**DATA SUPPLIED**
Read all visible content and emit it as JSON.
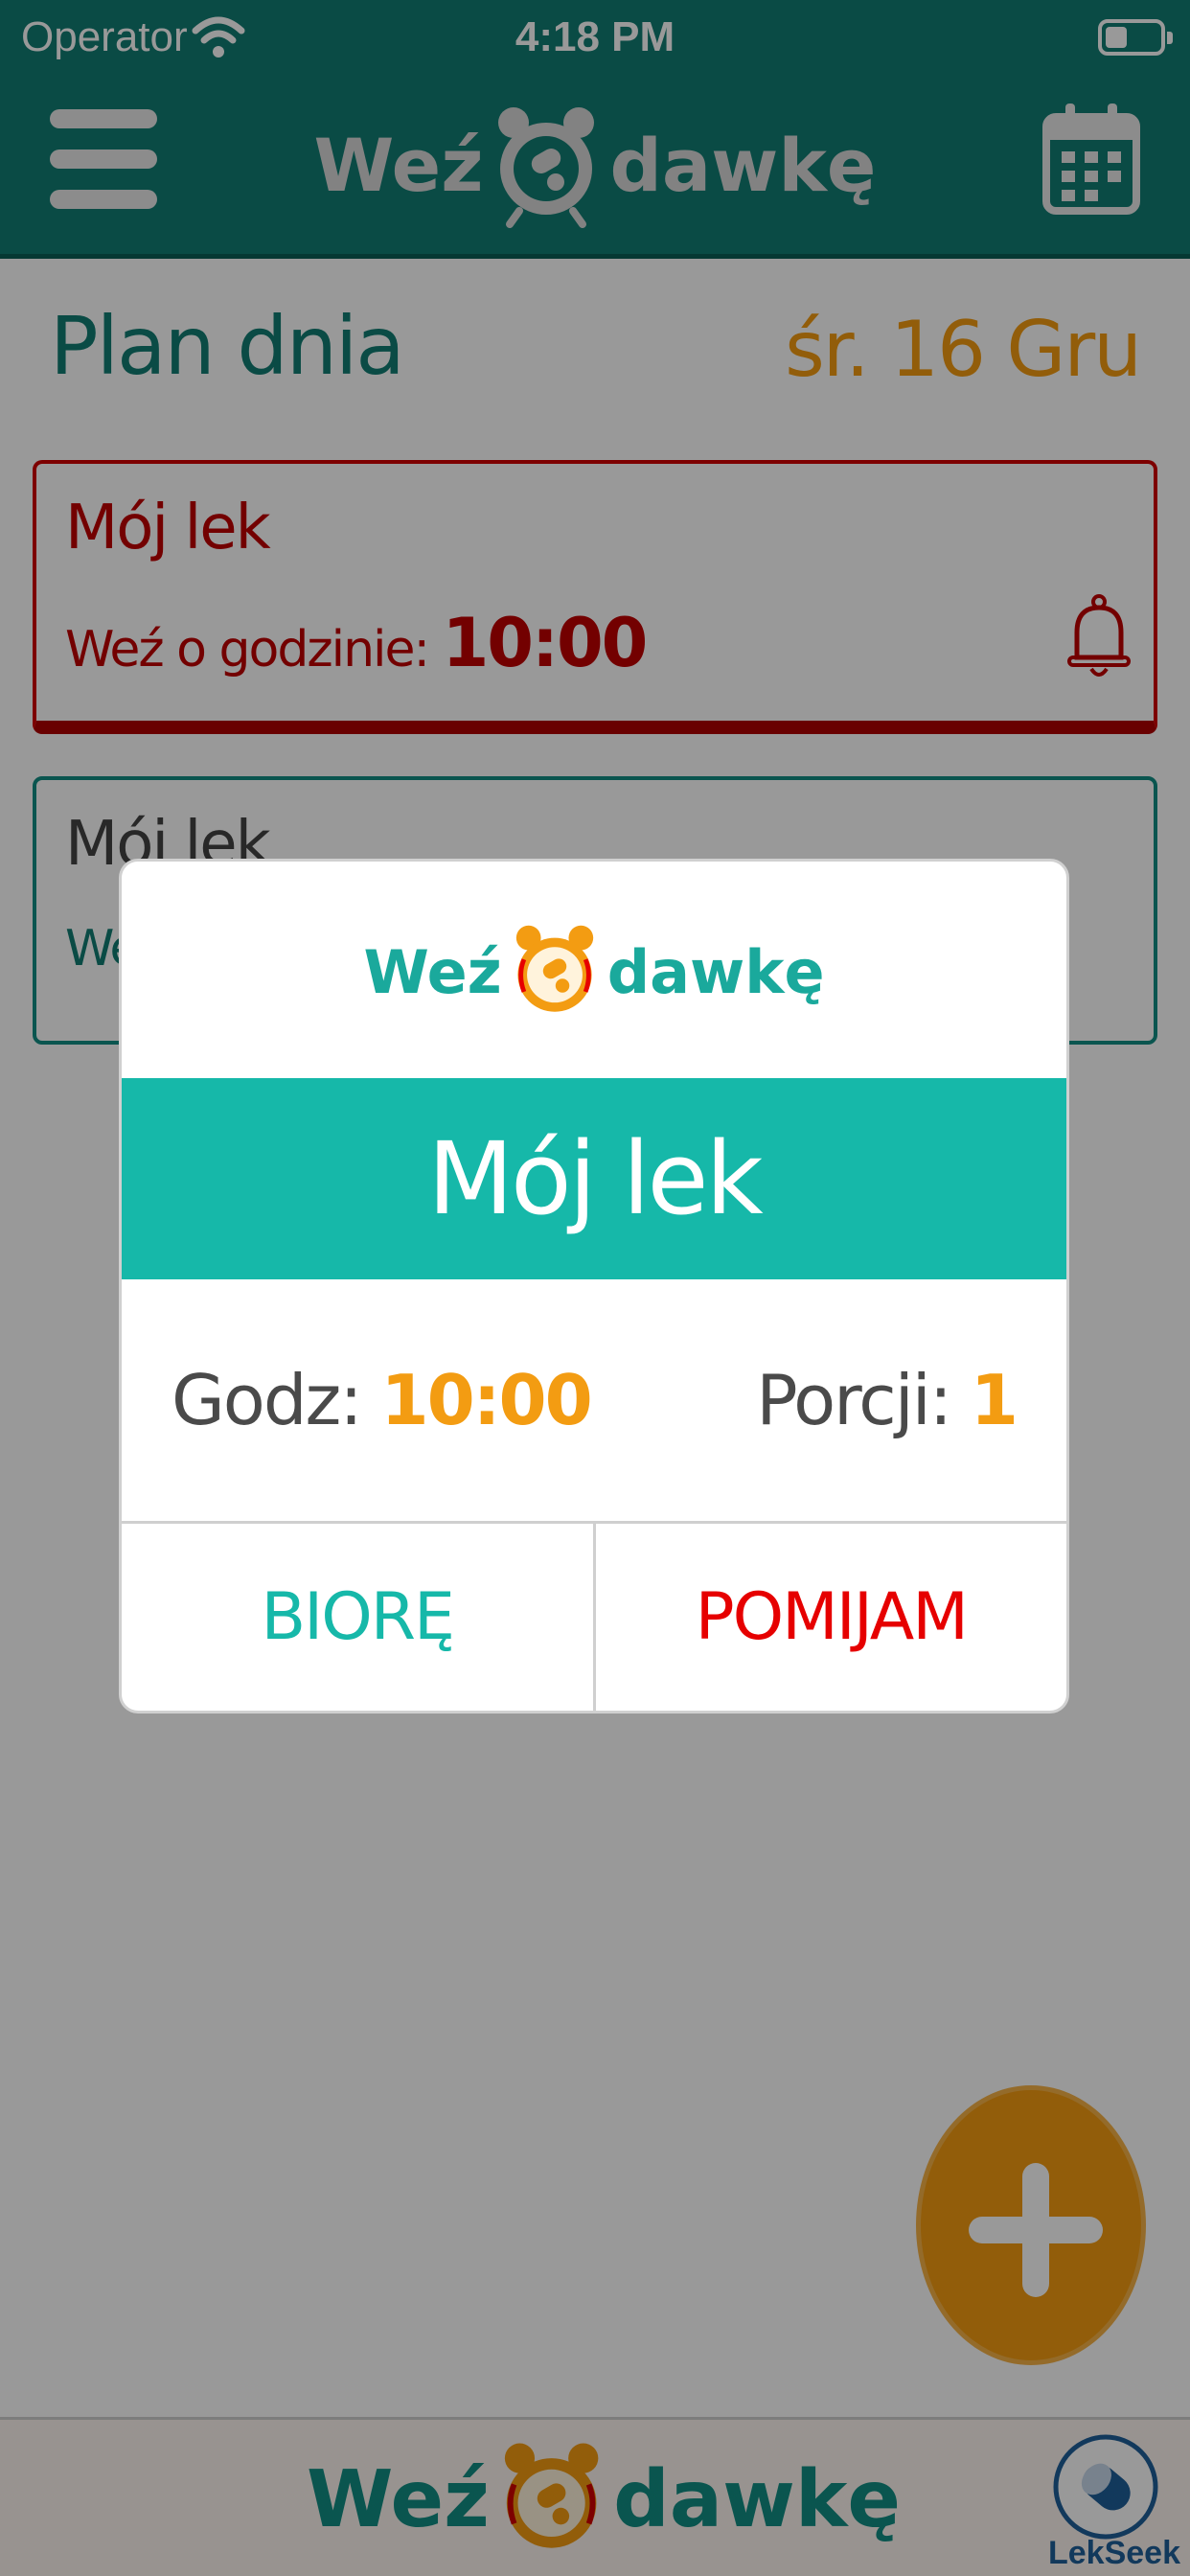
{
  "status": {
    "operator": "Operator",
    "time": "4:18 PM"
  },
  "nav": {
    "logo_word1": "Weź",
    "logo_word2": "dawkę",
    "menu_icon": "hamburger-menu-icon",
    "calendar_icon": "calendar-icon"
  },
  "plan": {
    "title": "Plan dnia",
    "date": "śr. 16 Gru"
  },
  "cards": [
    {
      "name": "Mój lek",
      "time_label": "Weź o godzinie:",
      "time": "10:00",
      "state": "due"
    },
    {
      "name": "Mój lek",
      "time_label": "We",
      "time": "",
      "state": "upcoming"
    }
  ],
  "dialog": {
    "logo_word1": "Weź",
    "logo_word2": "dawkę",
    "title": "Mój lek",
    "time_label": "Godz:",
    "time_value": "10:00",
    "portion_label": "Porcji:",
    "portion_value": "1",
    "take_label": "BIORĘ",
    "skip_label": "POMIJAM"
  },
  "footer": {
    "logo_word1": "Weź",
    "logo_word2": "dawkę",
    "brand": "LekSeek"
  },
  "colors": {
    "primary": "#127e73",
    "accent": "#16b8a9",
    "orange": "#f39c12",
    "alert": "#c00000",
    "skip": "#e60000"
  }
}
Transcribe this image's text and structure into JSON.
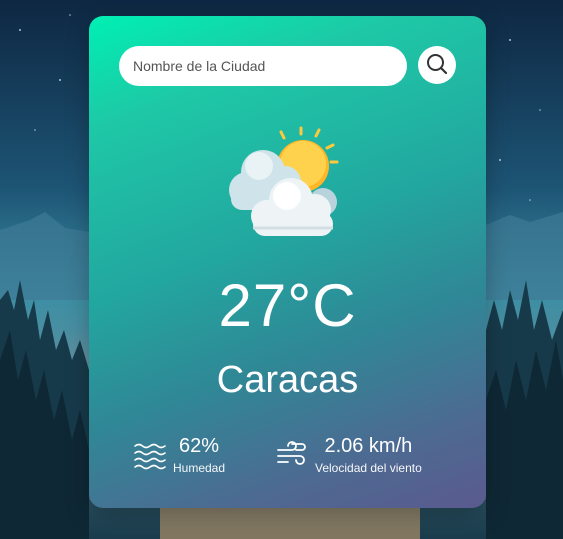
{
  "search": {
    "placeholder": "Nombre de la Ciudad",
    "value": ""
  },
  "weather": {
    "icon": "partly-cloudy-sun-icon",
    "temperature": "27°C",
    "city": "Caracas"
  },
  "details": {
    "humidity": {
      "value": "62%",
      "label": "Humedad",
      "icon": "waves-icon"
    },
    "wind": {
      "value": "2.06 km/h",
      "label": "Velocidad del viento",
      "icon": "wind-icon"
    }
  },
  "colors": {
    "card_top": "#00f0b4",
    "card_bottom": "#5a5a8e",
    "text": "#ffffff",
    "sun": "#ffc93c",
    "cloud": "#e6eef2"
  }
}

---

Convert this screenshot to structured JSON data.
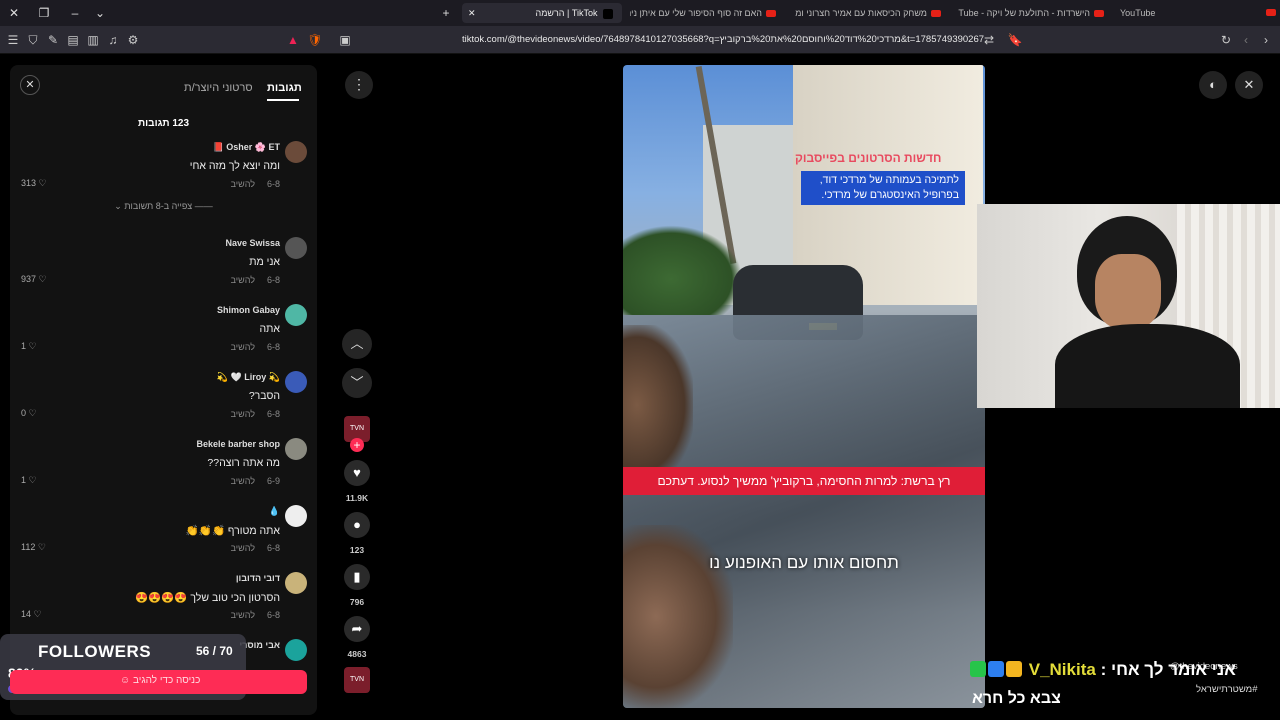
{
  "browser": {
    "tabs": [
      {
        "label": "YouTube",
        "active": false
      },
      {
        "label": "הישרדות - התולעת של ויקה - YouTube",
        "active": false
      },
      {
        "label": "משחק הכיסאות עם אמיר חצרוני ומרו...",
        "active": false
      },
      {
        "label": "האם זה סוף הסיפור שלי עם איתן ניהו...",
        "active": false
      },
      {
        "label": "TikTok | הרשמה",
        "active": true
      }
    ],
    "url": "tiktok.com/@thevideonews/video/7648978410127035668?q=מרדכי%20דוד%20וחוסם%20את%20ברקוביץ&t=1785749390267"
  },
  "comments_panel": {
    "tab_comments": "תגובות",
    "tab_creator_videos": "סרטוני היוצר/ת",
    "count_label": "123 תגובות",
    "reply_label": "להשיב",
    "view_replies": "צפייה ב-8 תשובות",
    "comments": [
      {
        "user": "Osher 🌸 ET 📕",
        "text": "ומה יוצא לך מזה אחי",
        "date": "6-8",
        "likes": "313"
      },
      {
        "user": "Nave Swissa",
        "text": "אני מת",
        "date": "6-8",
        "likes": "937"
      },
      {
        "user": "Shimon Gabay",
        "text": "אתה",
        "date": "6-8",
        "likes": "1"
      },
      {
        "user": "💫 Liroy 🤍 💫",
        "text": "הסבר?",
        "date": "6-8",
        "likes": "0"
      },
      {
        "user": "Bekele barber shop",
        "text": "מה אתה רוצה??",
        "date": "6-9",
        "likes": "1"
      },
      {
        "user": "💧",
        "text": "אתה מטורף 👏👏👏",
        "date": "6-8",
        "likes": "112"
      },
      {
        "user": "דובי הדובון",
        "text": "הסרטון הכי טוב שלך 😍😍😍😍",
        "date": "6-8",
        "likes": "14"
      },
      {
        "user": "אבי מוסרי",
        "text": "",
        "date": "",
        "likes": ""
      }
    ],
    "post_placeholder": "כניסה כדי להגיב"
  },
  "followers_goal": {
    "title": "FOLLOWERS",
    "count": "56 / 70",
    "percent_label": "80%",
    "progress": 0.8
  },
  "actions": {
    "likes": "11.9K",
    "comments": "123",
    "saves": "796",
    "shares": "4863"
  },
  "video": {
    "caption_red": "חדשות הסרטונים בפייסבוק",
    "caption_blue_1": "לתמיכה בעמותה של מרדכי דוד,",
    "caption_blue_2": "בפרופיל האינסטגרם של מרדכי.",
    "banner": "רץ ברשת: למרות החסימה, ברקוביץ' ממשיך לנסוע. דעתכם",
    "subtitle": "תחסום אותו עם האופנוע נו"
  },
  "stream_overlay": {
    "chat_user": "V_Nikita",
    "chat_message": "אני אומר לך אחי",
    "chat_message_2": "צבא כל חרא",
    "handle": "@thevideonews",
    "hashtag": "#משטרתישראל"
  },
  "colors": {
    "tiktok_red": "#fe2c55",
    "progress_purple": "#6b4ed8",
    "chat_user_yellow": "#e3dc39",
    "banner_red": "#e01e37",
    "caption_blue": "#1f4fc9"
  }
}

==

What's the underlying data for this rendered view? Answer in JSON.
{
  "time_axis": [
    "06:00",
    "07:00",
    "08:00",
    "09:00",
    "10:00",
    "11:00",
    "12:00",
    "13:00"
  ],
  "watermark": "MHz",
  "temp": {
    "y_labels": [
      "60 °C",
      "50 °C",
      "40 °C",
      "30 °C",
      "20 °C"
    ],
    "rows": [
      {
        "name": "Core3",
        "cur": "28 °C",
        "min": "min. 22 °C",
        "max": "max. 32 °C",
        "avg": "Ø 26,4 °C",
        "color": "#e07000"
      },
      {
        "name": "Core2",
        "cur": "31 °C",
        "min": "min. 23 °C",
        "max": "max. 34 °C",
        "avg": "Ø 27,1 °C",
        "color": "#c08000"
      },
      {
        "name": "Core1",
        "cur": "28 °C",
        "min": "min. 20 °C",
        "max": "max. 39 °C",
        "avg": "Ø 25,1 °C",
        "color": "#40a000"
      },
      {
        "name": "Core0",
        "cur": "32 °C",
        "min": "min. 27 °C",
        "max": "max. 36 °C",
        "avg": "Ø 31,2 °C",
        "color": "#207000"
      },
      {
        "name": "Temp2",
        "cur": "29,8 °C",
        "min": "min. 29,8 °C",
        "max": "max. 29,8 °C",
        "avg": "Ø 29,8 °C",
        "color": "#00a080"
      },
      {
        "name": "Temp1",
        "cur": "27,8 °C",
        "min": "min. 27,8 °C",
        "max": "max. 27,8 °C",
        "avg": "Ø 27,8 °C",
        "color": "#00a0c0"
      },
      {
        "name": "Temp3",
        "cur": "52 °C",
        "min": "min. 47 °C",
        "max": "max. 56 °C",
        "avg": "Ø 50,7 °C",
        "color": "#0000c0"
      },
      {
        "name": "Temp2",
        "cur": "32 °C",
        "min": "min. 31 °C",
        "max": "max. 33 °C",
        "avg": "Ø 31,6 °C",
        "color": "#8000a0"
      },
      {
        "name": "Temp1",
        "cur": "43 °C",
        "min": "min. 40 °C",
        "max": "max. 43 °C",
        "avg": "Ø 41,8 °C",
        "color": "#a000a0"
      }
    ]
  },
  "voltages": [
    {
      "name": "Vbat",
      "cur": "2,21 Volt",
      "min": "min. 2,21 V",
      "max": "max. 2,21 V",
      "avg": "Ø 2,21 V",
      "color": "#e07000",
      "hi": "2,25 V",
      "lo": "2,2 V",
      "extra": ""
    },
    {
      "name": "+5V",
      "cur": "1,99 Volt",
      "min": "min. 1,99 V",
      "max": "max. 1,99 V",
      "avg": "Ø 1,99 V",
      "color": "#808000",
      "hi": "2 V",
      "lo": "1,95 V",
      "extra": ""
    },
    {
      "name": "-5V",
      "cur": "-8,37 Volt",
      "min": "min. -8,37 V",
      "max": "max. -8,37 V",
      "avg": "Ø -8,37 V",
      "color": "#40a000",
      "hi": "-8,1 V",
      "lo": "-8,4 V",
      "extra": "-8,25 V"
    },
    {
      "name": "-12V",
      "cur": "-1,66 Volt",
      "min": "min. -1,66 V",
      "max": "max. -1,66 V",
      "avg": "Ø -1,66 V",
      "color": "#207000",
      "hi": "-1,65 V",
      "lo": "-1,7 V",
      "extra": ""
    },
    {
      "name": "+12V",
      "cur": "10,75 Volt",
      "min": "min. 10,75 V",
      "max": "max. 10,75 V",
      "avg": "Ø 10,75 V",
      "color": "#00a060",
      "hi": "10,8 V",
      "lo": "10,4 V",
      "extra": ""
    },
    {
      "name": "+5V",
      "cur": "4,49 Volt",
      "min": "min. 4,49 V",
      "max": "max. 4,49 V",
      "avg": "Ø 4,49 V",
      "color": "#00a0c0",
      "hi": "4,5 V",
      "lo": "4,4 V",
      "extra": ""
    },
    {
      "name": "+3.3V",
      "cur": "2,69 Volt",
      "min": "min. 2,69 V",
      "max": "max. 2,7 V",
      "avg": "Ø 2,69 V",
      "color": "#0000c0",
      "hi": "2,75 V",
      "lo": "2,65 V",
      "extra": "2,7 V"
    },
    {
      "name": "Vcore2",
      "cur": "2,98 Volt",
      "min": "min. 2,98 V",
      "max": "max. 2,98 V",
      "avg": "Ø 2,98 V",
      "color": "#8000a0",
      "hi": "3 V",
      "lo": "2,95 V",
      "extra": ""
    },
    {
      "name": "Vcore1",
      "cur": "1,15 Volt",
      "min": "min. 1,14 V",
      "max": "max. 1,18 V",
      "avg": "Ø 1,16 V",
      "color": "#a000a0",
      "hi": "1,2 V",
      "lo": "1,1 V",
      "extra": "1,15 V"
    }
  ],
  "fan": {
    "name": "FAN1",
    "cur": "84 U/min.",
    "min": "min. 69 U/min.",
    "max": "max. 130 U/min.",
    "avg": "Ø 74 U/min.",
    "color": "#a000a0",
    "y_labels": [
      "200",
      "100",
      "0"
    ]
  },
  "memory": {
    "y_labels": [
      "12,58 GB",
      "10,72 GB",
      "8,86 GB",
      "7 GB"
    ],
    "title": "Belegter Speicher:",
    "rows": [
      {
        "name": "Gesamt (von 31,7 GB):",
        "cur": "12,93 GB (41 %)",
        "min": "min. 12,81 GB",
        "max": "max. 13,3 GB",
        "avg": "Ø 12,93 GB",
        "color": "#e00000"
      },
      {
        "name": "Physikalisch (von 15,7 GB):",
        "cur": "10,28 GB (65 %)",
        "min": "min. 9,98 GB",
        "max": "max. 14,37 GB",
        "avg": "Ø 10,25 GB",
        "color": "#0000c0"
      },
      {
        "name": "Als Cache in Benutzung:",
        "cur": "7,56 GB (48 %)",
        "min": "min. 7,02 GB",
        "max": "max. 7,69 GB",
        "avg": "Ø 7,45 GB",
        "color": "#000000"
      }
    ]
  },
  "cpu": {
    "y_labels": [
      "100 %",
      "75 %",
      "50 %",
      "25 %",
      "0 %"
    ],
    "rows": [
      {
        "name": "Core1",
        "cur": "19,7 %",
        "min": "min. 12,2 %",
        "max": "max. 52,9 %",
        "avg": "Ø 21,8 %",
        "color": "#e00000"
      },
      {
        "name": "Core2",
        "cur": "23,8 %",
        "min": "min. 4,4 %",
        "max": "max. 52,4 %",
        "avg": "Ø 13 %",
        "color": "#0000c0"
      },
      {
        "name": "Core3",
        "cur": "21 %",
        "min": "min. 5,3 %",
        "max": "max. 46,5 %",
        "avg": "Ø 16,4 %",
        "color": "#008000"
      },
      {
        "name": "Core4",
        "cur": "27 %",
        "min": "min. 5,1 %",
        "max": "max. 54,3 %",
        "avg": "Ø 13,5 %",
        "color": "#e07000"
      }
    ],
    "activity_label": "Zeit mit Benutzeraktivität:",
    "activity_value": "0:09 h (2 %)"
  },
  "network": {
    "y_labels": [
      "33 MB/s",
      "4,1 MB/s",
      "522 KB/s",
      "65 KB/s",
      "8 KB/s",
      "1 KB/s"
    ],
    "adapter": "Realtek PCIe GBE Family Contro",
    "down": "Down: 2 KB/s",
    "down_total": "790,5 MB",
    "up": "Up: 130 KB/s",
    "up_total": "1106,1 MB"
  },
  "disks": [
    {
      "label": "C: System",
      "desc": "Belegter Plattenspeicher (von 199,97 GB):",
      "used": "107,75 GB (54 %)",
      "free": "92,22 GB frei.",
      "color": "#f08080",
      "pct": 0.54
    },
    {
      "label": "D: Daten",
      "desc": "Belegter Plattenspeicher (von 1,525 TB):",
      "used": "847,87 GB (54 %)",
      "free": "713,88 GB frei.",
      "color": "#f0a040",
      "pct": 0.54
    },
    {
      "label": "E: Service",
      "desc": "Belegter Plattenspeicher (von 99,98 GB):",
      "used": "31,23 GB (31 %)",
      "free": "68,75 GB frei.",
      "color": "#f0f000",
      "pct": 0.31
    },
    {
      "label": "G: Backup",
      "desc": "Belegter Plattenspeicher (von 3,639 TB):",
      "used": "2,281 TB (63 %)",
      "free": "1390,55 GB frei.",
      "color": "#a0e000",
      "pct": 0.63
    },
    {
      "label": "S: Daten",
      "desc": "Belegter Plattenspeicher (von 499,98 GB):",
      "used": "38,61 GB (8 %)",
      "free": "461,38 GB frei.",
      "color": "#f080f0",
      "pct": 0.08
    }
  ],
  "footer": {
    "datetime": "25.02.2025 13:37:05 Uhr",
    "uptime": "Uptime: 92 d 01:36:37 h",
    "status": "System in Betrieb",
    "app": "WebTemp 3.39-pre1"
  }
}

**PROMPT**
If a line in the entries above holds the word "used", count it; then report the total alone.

**TASK OUTPUT**
5